● **Required work**: Go through the listing below and work out how many lines hold "text"; reply with the figure alone.

● **Source information**:
- Opening Delimiter -
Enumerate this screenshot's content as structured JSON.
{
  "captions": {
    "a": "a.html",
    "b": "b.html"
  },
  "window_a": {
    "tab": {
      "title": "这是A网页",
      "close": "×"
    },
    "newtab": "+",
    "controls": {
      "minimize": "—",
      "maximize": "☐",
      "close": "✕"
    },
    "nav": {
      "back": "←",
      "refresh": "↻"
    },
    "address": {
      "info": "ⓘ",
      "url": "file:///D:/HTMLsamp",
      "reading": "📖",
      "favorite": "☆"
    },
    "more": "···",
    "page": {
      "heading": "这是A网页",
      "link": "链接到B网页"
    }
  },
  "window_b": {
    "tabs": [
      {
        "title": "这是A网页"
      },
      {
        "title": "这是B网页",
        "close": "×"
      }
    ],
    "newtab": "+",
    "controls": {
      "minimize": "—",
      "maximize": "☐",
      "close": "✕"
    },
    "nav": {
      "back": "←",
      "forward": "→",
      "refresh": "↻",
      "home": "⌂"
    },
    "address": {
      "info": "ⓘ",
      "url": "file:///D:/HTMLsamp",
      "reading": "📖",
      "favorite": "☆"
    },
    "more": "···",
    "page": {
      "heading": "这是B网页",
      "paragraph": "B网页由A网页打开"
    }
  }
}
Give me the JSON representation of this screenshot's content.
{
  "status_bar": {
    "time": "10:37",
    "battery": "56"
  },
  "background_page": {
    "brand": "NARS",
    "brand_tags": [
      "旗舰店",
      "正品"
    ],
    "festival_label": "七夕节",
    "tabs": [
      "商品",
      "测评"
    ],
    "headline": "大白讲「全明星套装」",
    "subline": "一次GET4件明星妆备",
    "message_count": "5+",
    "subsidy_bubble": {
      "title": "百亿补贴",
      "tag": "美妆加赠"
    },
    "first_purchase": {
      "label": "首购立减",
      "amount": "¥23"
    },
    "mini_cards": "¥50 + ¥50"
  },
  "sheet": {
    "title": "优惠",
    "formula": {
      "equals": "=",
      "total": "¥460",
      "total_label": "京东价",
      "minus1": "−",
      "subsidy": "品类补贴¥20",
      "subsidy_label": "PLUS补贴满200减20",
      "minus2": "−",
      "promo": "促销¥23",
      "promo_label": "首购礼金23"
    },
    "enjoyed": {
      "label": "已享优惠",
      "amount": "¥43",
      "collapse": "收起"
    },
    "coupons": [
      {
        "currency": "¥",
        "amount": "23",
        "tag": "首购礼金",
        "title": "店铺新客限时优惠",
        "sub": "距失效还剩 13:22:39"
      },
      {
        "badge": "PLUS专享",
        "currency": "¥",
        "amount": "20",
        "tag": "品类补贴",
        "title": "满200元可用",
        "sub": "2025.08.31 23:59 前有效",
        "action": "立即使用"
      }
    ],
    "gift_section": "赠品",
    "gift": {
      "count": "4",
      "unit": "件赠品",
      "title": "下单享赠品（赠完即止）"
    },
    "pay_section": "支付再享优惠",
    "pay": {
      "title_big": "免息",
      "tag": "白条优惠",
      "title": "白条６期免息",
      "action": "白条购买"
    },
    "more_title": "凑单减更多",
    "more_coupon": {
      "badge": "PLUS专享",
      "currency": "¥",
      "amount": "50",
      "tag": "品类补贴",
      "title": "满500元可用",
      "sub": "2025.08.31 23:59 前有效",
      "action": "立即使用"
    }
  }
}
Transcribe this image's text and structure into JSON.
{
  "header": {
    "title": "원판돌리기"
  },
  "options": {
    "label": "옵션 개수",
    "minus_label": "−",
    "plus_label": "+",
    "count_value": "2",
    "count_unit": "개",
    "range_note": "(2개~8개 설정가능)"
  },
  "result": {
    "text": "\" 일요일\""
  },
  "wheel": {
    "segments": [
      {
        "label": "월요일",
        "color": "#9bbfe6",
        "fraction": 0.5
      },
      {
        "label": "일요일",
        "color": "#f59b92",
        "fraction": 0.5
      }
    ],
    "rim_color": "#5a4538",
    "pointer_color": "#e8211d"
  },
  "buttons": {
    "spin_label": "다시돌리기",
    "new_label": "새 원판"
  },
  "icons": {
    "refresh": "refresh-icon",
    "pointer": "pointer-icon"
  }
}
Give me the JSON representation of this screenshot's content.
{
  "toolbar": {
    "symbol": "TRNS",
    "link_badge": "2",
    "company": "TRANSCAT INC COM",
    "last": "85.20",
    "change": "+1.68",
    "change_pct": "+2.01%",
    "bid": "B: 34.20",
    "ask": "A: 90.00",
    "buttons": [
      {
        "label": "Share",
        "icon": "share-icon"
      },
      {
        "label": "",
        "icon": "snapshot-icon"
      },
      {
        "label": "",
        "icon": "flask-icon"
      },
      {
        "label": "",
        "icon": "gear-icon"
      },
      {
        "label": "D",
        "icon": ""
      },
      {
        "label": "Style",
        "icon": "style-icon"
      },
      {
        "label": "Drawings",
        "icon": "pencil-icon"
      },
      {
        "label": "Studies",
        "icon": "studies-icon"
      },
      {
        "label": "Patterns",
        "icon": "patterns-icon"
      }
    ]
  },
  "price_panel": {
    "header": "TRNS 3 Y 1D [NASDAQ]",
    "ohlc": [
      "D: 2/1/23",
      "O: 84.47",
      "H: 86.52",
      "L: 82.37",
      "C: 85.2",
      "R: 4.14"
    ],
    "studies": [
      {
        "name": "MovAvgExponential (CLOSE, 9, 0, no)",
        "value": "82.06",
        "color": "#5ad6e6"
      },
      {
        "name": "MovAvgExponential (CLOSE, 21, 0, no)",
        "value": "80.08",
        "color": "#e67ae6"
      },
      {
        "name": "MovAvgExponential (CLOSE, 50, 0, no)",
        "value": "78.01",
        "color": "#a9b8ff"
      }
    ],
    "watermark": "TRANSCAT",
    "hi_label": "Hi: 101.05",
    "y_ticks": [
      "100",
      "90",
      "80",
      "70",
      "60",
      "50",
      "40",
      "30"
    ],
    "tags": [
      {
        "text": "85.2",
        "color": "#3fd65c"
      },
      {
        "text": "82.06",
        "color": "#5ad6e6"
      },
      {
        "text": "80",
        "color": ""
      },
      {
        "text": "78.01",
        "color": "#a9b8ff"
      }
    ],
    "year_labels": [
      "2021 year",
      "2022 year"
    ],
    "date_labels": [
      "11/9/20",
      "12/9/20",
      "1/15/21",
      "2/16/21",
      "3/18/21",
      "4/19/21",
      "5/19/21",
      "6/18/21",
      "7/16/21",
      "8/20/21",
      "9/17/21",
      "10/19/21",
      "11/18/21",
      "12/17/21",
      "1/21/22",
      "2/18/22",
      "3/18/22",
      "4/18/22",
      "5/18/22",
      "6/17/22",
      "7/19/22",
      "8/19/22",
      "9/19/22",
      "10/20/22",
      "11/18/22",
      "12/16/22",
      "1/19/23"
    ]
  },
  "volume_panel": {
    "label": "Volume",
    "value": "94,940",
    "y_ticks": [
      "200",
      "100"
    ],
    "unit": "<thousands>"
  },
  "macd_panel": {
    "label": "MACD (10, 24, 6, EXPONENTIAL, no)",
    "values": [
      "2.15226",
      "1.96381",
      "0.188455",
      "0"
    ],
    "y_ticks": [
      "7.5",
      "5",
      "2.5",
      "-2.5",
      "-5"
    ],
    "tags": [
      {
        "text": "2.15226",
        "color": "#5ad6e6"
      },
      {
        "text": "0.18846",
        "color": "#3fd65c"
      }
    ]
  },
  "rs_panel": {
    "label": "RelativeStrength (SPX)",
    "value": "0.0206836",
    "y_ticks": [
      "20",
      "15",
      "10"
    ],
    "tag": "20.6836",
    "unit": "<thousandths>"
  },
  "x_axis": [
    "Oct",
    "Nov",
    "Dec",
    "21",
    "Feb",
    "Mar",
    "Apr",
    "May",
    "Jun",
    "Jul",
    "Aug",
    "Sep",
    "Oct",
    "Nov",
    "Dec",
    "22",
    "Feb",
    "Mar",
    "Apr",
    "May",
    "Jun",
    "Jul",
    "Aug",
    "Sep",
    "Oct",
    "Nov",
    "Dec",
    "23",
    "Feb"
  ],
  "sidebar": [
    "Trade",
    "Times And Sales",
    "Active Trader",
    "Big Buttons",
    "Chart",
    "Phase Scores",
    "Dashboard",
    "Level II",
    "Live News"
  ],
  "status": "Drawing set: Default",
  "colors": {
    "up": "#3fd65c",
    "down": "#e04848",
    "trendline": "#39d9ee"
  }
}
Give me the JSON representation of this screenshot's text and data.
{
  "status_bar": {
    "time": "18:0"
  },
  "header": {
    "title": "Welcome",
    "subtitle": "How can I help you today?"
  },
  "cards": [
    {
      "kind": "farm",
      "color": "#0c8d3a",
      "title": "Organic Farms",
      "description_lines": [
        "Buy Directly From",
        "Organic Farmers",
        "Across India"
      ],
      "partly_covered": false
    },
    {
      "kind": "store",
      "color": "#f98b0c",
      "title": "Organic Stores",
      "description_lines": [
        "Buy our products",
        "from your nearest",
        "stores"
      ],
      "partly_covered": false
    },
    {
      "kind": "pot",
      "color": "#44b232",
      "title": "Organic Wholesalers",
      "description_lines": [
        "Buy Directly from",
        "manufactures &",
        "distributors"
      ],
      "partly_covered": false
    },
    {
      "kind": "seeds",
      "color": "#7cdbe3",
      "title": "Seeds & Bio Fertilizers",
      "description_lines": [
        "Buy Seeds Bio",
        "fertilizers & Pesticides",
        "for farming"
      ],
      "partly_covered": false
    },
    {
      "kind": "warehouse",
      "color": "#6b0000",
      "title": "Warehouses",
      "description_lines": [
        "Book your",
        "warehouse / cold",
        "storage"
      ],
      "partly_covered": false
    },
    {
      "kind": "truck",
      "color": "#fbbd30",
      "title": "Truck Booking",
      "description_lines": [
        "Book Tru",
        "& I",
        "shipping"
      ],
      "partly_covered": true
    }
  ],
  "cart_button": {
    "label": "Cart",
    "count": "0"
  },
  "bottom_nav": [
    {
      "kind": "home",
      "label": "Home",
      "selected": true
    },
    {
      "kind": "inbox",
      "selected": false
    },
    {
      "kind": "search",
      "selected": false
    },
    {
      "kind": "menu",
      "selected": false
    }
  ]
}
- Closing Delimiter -
● **Answer below**: 9